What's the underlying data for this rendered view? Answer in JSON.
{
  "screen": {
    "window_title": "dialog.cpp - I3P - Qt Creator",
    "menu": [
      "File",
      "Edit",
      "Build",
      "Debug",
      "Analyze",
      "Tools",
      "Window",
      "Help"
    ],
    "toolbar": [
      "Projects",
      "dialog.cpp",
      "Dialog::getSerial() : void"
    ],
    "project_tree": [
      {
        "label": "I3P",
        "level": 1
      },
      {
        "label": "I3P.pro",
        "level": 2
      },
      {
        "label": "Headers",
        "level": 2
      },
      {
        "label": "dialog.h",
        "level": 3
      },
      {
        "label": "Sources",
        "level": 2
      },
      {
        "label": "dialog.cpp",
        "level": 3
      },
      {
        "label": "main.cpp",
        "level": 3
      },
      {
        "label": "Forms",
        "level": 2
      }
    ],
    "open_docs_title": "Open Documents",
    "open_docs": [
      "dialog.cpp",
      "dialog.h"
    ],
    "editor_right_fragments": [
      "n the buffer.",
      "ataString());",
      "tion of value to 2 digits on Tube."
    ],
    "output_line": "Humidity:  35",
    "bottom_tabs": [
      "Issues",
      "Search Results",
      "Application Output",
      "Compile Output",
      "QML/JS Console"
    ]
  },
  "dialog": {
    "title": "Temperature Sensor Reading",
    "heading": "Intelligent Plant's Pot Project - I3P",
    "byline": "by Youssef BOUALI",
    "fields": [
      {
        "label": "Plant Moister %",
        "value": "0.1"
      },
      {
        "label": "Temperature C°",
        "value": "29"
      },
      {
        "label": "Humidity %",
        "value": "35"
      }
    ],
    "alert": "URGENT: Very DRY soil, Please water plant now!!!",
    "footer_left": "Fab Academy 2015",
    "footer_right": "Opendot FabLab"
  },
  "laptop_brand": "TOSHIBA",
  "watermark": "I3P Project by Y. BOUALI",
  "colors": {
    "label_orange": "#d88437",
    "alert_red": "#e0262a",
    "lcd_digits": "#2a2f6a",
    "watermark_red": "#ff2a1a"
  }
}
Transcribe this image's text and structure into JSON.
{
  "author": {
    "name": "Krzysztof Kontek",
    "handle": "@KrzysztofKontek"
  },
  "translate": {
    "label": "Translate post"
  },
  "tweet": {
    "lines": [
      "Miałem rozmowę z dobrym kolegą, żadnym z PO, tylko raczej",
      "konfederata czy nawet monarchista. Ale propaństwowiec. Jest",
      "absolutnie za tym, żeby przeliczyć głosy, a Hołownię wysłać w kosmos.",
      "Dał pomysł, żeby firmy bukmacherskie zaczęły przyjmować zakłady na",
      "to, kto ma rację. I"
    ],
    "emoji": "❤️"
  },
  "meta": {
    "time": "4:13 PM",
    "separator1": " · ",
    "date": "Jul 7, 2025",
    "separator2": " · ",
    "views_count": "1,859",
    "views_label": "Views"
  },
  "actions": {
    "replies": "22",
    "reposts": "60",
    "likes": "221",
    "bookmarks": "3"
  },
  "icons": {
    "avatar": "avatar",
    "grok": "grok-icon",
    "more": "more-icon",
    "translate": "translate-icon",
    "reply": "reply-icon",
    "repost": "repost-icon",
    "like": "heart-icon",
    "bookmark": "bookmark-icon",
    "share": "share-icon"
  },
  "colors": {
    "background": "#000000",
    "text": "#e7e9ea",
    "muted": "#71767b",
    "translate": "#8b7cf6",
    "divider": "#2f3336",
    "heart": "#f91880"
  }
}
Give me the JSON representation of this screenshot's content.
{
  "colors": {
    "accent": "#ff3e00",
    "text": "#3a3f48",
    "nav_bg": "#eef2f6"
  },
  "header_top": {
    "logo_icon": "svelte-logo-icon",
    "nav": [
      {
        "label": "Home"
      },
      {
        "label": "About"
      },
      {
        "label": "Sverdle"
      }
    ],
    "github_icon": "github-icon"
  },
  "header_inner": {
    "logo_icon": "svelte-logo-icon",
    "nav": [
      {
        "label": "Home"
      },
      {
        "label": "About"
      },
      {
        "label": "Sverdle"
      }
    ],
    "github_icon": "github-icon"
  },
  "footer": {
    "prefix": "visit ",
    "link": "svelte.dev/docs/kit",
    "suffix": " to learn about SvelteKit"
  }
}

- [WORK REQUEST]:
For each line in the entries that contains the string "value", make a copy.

- [ANSWER SECTION]:
      "tion of value to 2 digits on Tube."
        "value": "0.1"
        "value": "29"
        "value": "35"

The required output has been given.